The 600-kilometer (370-mile) $1.2 billion gas pipeline was announced by Guatemala in January 2014.
Writing on his Twitter account on Tuesday, Hernandez said the project was likely to be extended to reach Honduras.
“I’ve asked for Honduras to be incorporated as a full partner in the Mexico-Guatemala gas pipeline; we’ll sign the agreement on March 13,” he wrote.
Hernandez said Honduras would join the pipeline project under the auspices of a Central American plan, known as the “Plan of the Alliance for Prosperity in the Northern Triangle,” which aims to help a region wracked by violence and poverty.
A wave of Central American migrants, many of them women and children, flocked to the southern U.S. border last year, overwhelming the border infrastructure and causing a political crisis for U.S. President Barack Obama.
The Central American plan was drawn up in response to the crisis, and the White House has since proposed $1 billion in the 2016 fiscal budget for the region.
Companies from Russia, China, Spain and the United States are interested in participating in the construction of a pipeline linking Mexico and Guatemala, the Central American nation’s economy minister said Thursday.

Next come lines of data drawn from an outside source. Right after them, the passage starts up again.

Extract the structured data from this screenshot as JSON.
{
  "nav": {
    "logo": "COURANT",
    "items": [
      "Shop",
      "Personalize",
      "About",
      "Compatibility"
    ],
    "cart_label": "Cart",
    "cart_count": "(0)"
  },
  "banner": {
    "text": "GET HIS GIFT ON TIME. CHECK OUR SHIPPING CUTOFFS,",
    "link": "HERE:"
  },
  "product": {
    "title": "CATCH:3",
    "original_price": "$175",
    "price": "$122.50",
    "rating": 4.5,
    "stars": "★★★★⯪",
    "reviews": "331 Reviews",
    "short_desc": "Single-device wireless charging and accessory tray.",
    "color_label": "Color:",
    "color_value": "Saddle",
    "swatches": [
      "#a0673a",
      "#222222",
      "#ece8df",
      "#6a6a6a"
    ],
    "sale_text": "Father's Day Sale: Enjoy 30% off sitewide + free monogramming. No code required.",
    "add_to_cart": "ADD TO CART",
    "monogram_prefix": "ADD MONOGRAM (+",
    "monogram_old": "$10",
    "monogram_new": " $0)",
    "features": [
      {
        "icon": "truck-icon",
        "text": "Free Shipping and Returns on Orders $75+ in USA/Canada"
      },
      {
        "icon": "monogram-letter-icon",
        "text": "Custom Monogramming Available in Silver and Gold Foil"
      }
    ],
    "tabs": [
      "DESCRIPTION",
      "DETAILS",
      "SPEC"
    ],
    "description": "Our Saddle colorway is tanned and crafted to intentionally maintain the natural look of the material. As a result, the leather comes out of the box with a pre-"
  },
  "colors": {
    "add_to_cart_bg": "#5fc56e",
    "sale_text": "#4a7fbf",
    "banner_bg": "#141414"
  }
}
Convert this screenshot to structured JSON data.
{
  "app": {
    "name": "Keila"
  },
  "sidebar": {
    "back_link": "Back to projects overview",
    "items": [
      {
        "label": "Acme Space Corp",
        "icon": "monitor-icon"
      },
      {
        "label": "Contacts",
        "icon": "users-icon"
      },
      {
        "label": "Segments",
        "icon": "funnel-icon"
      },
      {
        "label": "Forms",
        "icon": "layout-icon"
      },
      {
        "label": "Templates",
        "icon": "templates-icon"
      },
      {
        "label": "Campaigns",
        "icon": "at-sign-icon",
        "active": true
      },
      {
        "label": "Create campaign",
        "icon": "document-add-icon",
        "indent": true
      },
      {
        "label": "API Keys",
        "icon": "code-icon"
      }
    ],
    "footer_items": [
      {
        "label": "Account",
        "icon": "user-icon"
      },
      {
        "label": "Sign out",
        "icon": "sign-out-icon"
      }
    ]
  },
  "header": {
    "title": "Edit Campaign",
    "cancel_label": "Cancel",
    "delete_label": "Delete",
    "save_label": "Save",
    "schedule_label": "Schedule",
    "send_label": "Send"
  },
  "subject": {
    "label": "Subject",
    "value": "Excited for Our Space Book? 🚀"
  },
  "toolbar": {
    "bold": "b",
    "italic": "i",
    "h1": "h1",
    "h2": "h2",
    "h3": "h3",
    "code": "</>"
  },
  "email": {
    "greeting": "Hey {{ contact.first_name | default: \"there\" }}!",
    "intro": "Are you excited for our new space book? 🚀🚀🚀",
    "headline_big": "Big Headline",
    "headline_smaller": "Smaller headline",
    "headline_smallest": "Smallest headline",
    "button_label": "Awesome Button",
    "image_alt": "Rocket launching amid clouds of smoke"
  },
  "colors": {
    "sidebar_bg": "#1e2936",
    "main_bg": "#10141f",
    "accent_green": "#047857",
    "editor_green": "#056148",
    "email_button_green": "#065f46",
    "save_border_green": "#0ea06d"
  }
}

An oilfield service company may focus on just one area, like Texas.
Sergio de la Torre said he was set to meet later Thursday with representatives of Russian state-controlled energy giant Gazprom, the world’s largest natural gas producer.
Investors took part in the Latin America World Business Forum Wednesday in Guatemala City and during their stay in the country plan to present their plans for financing construction of the Guatemalan portion of the conduit.

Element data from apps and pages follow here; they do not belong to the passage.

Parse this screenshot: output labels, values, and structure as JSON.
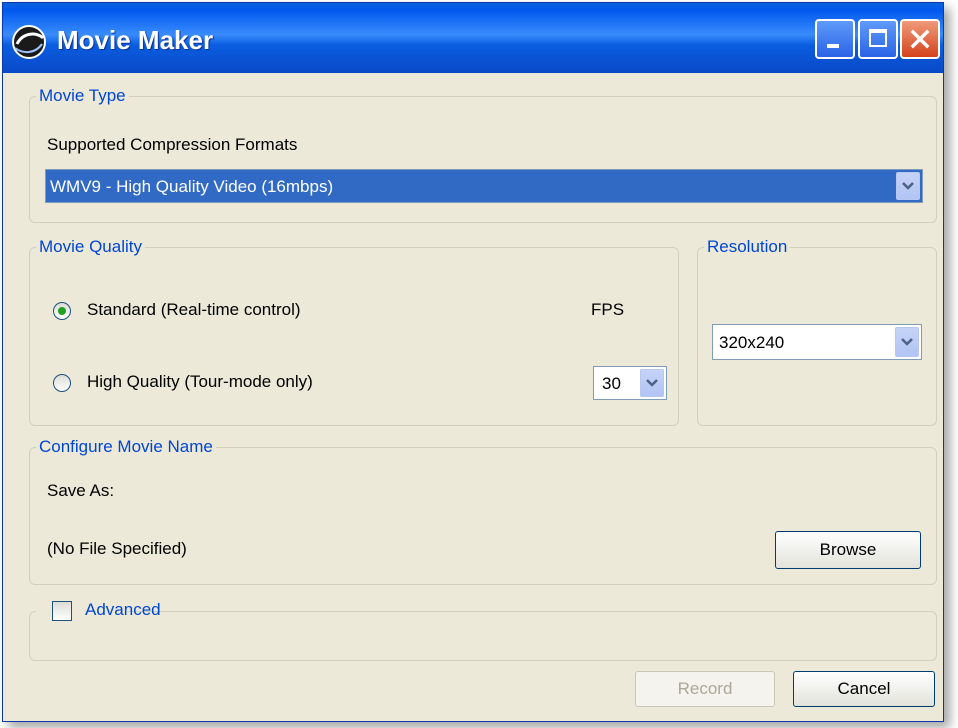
{
  "window": {
    "title": "Movie Maker",
    "icon": "movie-maker-icon"
  },
  "movie_type": {
    "legend": "Movie Type",
    "formats_label": "Supported Compression Formats",
    "selected_format": "WMV9 - High Quality Video (16mbps)"
  },
  "movie_quality": {
    "legend": "Movie Quality",
    "standard_label": "Standard (Real-time control)",
    "high_quality_label": "High Quality (Tour-mode only)",
    "selected_option": "standard",
    "fps_label": "FPS",
    "fps_value": "30"
  },
  "resolution": {
    "legend": "Resolution",
    "value": "320x240"
  },
  "movie_name": {
    "legend": "Configure Movie Name",
    "save_as_label": "Save As:",
    "file_value": "(No File Specified)",
    "browse_label": "Browse"
  },
  "advanced": {
    "label": "Advanced",
    "checked": false
  },
  "buttons": {
    "record_label": "Record",
    "record_enabled": false,
    "cancel_label": "Cancel"
  },
  "colors": {
    "title_bar": "#0a5de0",
    "group_legend": "#0046d5",
    "selection": "#316ac5",
    "dialog_bg": "#ece9d8"
  }
}
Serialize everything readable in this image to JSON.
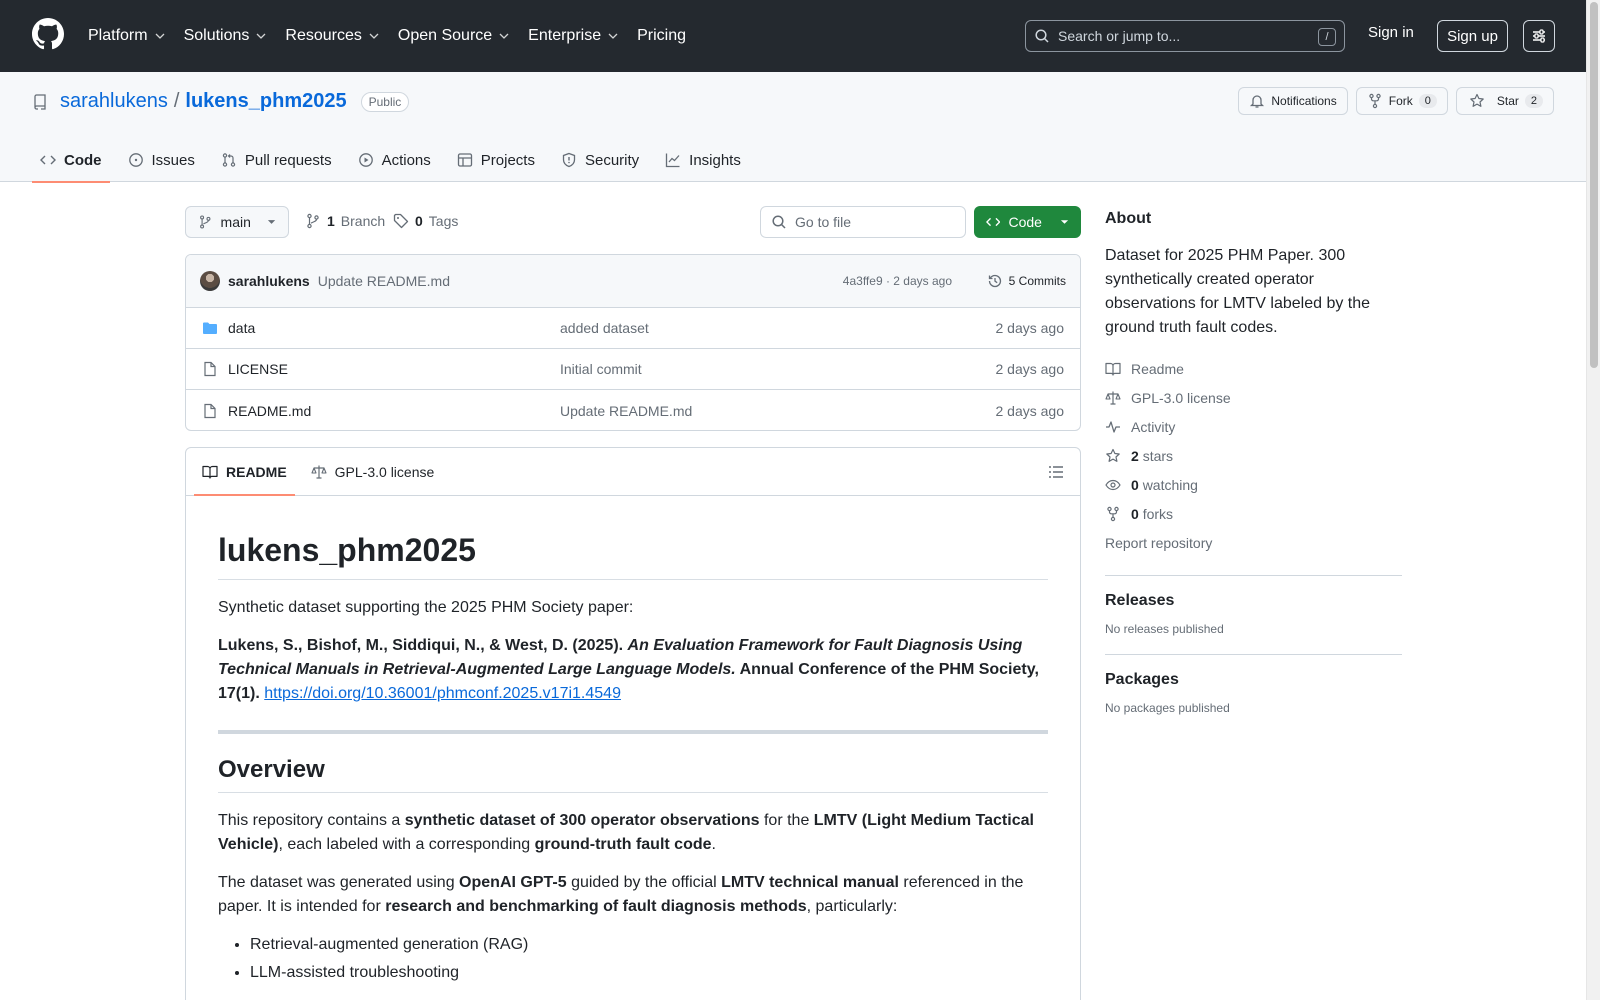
{
  "header": {
    "nav": [
      "Platform",
      "Solutions",
      "Resources",
      "Open Source",
      "Enterprise"
    ],
    "pricing": "Pricing",
    "search_placeholder": "Search or jump to...",
    "search_shortcut": "/",
    "sign_in": "Sign in",
    "sign_up": "Sign up"
  },
  "repo": {
    "owner": "sarahlukens",
    "separator": "/",
    "name": "lukens_phm2025",
    "visibility": "Public",
    "notifications_label": "Notifications",
    "fork_label": "Fork",
    "fork_count": "0",
    "star_label": "Star",
    "star_count": "2",
    "tabs": [
      "Code",
      "Issues",
      "Pull requests",
      "Actions",
      "Projects",
      "Security",
      "Insights"
    ]
  },
  "toolbar": {
    "branch": "main",
    "branch_count": "1",
    "branch_label": "Branch",
    "tag_count": "0",
    "tag_label": "Tags",
    "goto_placeholder": "Go to file",
    "code_label": "Code"
  },
  "commit": {
    "author": "sarahlukens",
    "message": "Update README.md",
    "meta": "4a3ffe9 · 2 days ago",
    "commits_label": "5 Commits"
  },
  "files": [
    {
      "name": "data",
      "commit": "added dataset",
      "age": "2 days ago",
      "type": "folder"
    },
    {
      "name": "LICENSE",
      "commit": "Initial commit",
      "age": "2 days ago",
      "type": "file"
    },
    {
      "name": "README.md",
      "commit": "Update README.md",
      "age": "2 days ago",
      "type": "file"
    }
  ],
  "readme": {
    "tabs": [
      "README",
      "GPL-3.0 license"
    ],
    "title": "lukens_phm2025",
    "intro": "Synthetic dataset supporting the 2025 PHM Society paper:",
    "cite_authors": "Lukens, S., Bishof, M., Siddiqui, N., & West, D. (2025). ",
    "cite_title": "An Evaluation Framework for Fault Diagnosis Using Technical Manuals in Retrieval-Augmented Large Language Models.",
    "cite_venue": " Annual Conference of the PHM Society, 17(1). ",
    "doi": "https://doi.org/10.36001/phmconf.2025.v17i1.4549",
    "overview_heading": "Overview",
    "p1_a": "This repository contains a ",
    "p1_b": "synthetic dataset of 300 operator observations",
    "p1_c": " for the ",
    "p1_d": "LMTV (Light Medium Tactical Vehicle)",
    "p1_e": ", each labeled with a corresponding ",
    "p1_f": "ground-truth fault code",
    "p1_g": ".",
    "p2_a": "The dataset was generated using ",
    "p2_b": "OpenAI GPT-5",
    "p2_c": " guided by the official ",
    "p2_d": "LMTV technical manual",
    "p2_e": " referenced in the paper. It is intended for ",
    "p2_f": "research and benchmarking of fault diagnosis methods",
    "p2_g": ", particularly:",
    "bullets": [
      "Retrieval-augmented generation (RAG)",
      "LLM-assisted troubleshooting"
    ]
  },
  "about": {
    "heading": "About",
    "description": "Dataset for 2025 PHM Paper. 300 synthetically created operator observations for LMTV labeled by the ground truth fault codes.",
    "readme": "Readme",
    "license": "GPL-3.0 license",
    "activity": "Activity",
    "stars_count": "2",
    "stars_label": "stars",
    "watching_count": "0",
    "watching_label": "watching",
    "forks_count": "0",
    "forks_label": "forks",
    "report": "Report repository",
    "releases_heading": "Releases",
    "releases_text": "No releases published",
    "packages_heading": "Packages",
    "packages_text": "No packages published"
  }
}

De la Torre also said companies from Guatemala, Mexico, China, Spain and the United States are interested in investing in the project, although he did say which ones.
The 600-kilometer (370-mile) bi-national pipeline will cost around $800 million.
Guatemalan President Otto Perez Molina and Mexican counterpart Enrique Peña Nieto signed an agreement in April to build the pipeline through a public-private partnership.
The gas pipeline will link the Mexican port city of Salina Cruz with the southern Guatemalan coastal province of Escuintla and be overseen by Mexico’s Energy Secretariat and Guatemala’s Energy and Mines Ministry.
It will stretch for 180 kilometers (112 miles) on Guatemalan soil and for 420 kilometers (260 miles) on Mexico’s side of the border, although no date has been set for construction to begin.
UPDATE: March 16, 2015